Output every entry exactly as written, skipping any pictures.

• Data section:
[Start of section]
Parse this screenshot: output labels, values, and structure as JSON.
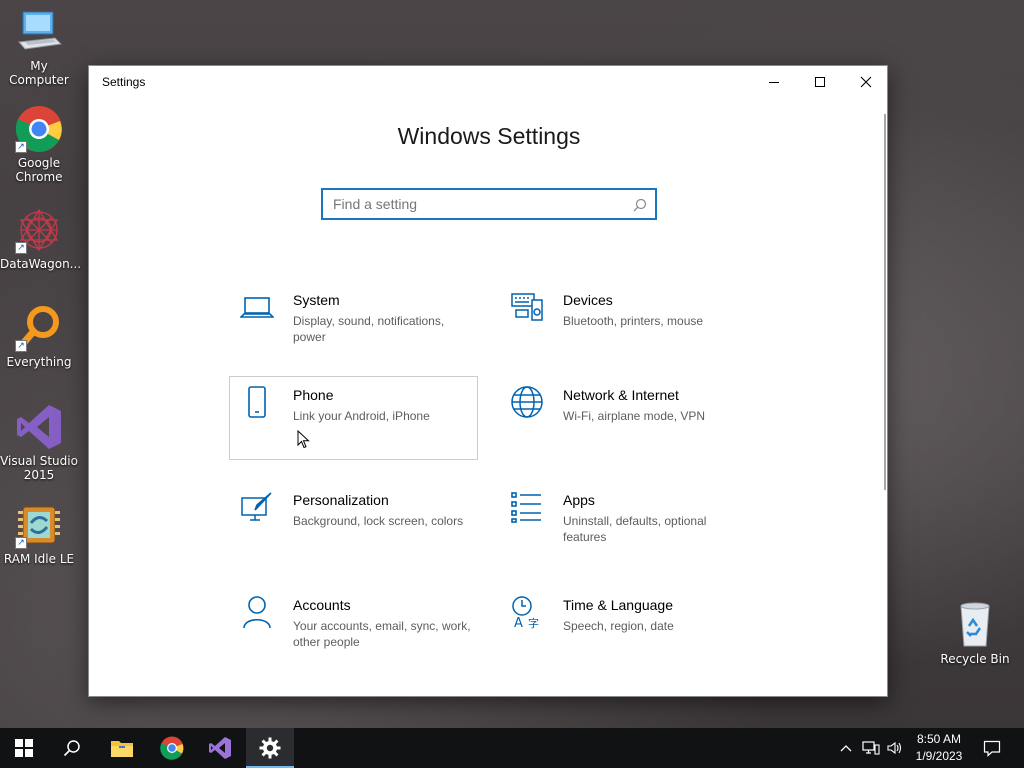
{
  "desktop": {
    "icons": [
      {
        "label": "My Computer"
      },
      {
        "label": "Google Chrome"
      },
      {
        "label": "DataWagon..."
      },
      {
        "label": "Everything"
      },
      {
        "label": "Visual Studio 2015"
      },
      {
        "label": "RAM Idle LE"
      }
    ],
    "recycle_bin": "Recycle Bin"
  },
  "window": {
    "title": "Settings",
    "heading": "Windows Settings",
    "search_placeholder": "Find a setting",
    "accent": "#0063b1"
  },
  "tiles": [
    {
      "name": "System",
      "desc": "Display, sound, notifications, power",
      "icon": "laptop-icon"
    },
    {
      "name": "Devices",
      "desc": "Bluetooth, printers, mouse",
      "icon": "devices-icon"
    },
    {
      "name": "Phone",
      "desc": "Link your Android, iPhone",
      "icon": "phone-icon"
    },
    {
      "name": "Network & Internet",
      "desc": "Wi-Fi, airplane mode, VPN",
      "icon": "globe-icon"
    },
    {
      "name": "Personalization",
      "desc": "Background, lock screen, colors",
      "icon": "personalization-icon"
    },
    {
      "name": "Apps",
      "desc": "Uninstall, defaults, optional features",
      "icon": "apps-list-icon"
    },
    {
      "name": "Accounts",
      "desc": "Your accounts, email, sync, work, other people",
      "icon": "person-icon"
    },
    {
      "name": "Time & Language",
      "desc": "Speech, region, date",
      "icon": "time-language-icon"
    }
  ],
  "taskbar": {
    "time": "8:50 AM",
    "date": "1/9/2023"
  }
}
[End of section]
• Result:
Parse this screenshot: output labels, values, and structure as JSON.
{
  "desktop": {
    "icons": [
      {
        "label": "My Computer"
      },
      {
        "label": "Google Chrome"
      },
      {
        "label": "DataWagon..."
      },
      {
        "label": "Everything"
      },
      {
        "label": "Visual Studio 2015"
      },
      {
        "label": "RAM Idle LE"
      }
    ],
    "recycle_bin": "Recycle Bin"
  },
  "window": {
    "title": "Settings",
    "heading": "Windows Settings",
    "search_placeholder": "Find a setting",
    "accent": "#0063b1"
  },
  "tiles": [
    {
      "name": "System",
      "desc": "Display, sound, notifications, power",
      "icon": "laptop-icon"
    },
    {
      "name": "Devices",
      "desc": "Bluetooth, printers, mouse",
      "icon": "devices-icon"
    },
    {
      "name": "Phone",
      "desc": "Link your Android, iPhone",
      "icon": "phone-icon"
    },
    {
      "name": "Network & Internet",
      "desc": "Wi-Fi, airplane mode, VPN",
      "icon": "globe-icon"
    },
    {
      "name": "Personalization",
      "desc": "Background, lock screen, colors",
      "icon": "personalization-icon"
    },
    {
      "name": "Apps",
      "desc": "Uninstall, defaults, optional features",
      "icon": "apps-list-icon"
    },
    {
      "name": "Accounts",
      "desc": "Your accounts, email, sync, work, other people",
      "icon": "person-icon"
    },
    {
      "name": "Time & Language",
      "desc": "Speech, region, date",
      "icon": "time-language-icon"
    }
  ],
  "taskbar": {
    "time": "8:50 AM",
    "date": "1/9/2023"
  }
}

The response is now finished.